[Exercise materials Boundary: Start]

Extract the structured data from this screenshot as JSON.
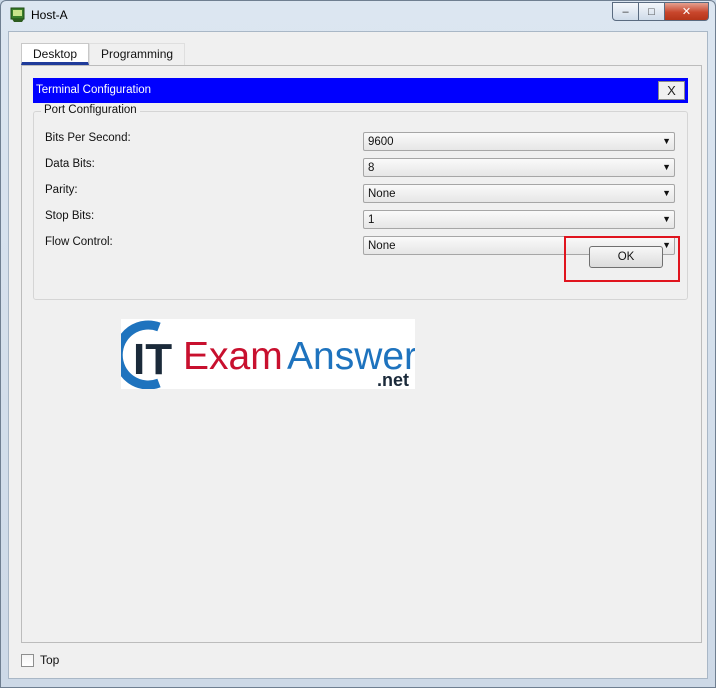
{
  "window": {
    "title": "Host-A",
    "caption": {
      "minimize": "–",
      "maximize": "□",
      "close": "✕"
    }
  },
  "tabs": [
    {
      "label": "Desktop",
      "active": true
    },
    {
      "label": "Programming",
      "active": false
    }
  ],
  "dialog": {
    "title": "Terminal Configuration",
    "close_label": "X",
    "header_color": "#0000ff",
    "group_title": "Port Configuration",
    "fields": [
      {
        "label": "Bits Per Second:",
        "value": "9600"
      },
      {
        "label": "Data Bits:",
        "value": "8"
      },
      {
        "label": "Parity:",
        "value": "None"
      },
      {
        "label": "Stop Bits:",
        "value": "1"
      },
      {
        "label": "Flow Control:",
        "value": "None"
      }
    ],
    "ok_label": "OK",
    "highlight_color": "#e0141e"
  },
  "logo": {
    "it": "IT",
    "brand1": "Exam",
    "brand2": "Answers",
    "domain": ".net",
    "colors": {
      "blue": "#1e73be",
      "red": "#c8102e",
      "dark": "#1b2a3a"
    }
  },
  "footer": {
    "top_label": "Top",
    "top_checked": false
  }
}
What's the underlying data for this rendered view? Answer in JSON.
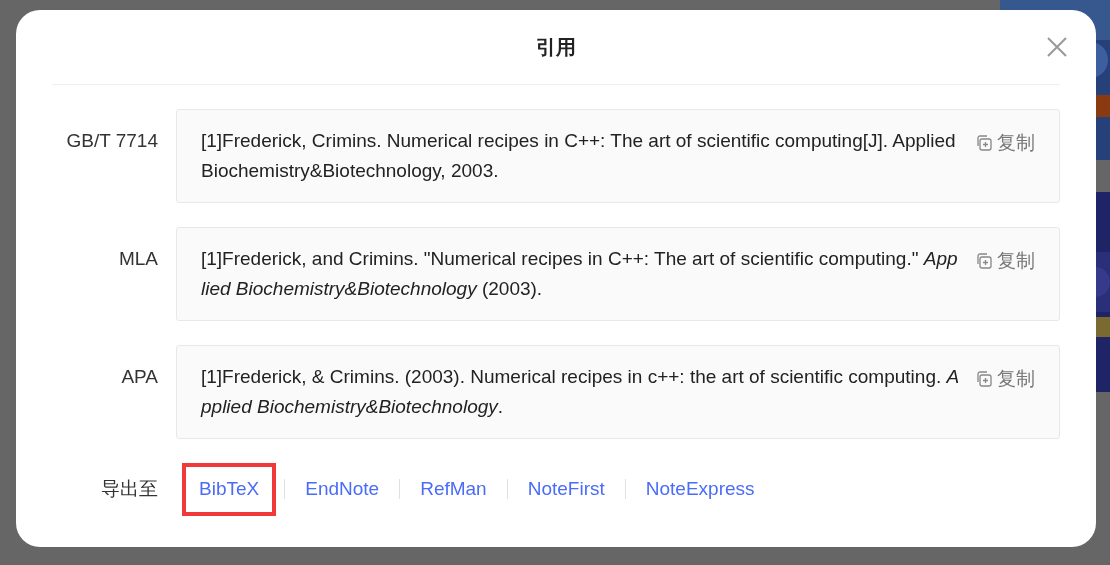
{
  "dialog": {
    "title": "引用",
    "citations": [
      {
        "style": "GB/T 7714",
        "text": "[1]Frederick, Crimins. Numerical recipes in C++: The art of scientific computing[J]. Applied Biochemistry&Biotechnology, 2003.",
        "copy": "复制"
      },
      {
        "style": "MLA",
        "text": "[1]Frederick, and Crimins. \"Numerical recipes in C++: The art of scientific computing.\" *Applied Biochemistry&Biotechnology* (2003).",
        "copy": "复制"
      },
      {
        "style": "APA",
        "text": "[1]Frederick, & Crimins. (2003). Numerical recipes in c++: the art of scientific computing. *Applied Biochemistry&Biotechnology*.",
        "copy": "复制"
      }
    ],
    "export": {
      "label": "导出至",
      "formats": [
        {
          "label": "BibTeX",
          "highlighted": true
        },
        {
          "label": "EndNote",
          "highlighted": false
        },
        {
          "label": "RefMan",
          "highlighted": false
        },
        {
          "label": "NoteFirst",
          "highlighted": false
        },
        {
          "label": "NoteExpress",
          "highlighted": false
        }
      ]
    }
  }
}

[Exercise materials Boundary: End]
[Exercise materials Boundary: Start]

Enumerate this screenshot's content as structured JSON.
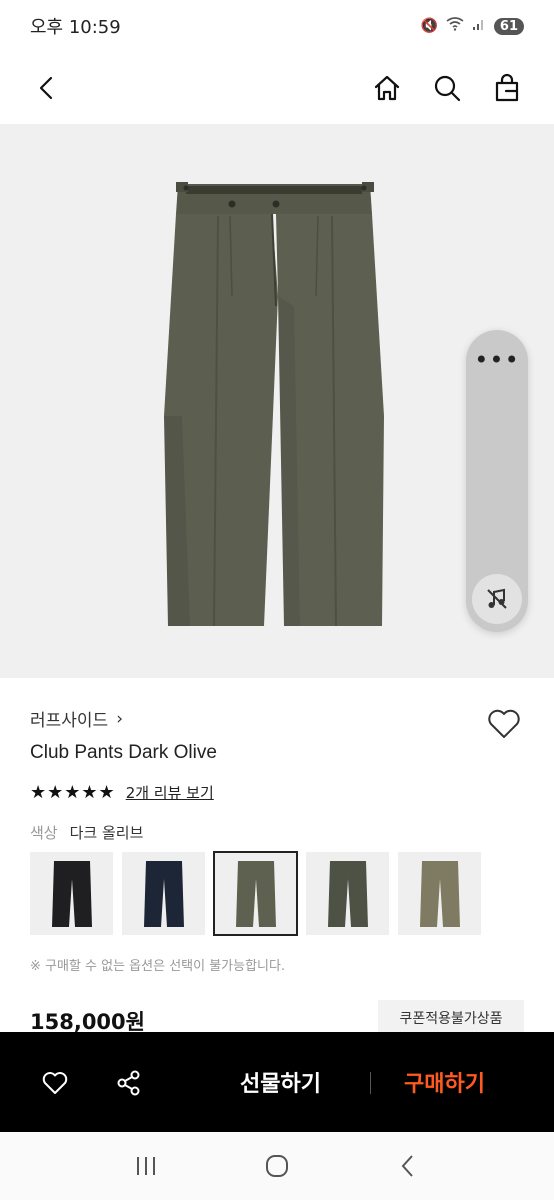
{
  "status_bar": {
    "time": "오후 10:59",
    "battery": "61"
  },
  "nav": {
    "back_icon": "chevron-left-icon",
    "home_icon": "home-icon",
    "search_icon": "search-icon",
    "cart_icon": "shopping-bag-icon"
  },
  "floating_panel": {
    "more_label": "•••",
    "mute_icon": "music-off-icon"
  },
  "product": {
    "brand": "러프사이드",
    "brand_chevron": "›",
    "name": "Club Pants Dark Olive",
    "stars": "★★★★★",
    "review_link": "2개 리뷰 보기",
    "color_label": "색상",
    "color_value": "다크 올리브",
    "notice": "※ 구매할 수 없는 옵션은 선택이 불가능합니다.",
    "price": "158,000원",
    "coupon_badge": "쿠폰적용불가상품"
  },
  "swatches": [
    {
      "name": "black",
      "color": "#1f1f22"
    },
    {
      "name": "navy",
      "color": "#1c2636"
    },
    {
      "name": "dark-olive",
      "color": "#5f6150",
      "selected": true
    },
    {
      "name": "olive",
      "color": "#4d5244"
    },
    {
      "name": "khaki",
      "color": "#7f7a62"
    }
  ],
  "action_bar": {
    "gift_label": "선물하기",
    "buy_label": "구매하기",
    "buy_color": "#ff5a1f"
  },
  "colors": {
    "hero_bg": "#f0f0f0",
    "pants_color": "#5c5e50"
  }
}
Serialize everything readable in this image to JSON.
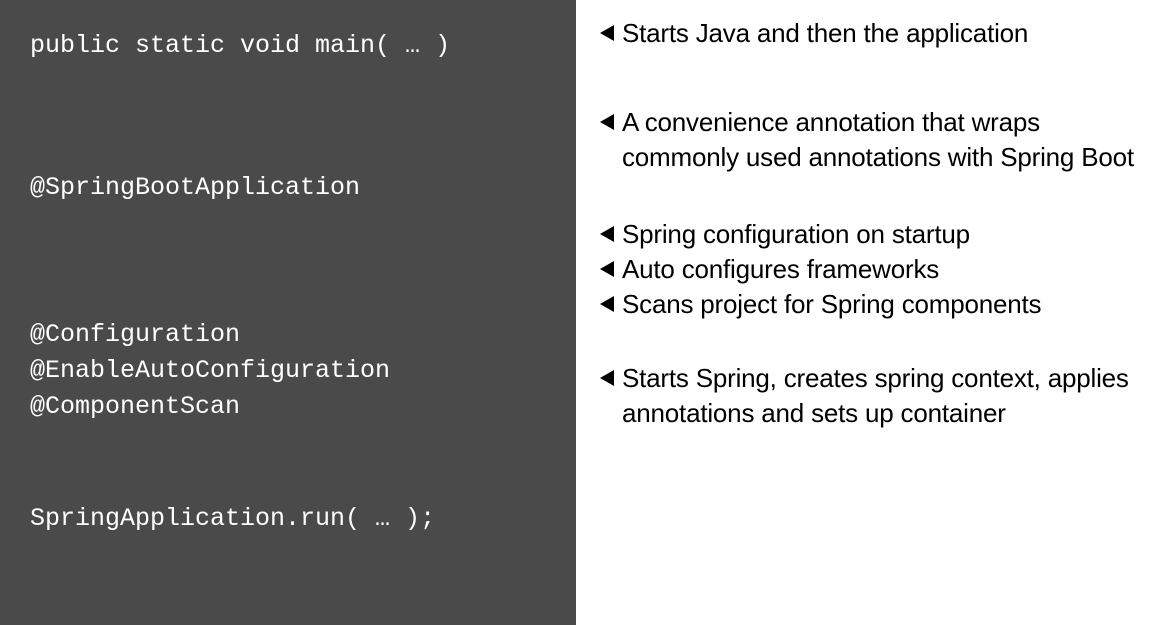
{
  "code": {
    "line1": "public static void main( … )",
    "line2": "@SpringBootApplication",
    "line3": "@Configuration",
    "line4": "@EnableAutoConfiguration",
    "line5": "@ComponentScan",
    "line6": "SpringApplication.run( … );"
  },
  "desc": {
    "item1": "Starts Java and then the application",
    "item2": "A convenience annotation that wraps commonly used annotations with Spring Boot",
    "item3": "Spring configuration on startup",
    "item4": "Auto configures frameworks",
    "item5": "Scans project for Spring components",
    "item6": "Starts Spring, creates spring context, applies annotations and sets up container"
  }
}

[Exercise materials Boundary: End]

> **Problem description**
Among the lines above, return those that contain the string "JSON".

> **Response box**
Extract the structured data from this screenshot as JSON.
What's the underlying data for this rendered view? Answer in JSON.
Enumerate this screenshot's content as structured JSON.
Serialize everything readable in this image to JSON.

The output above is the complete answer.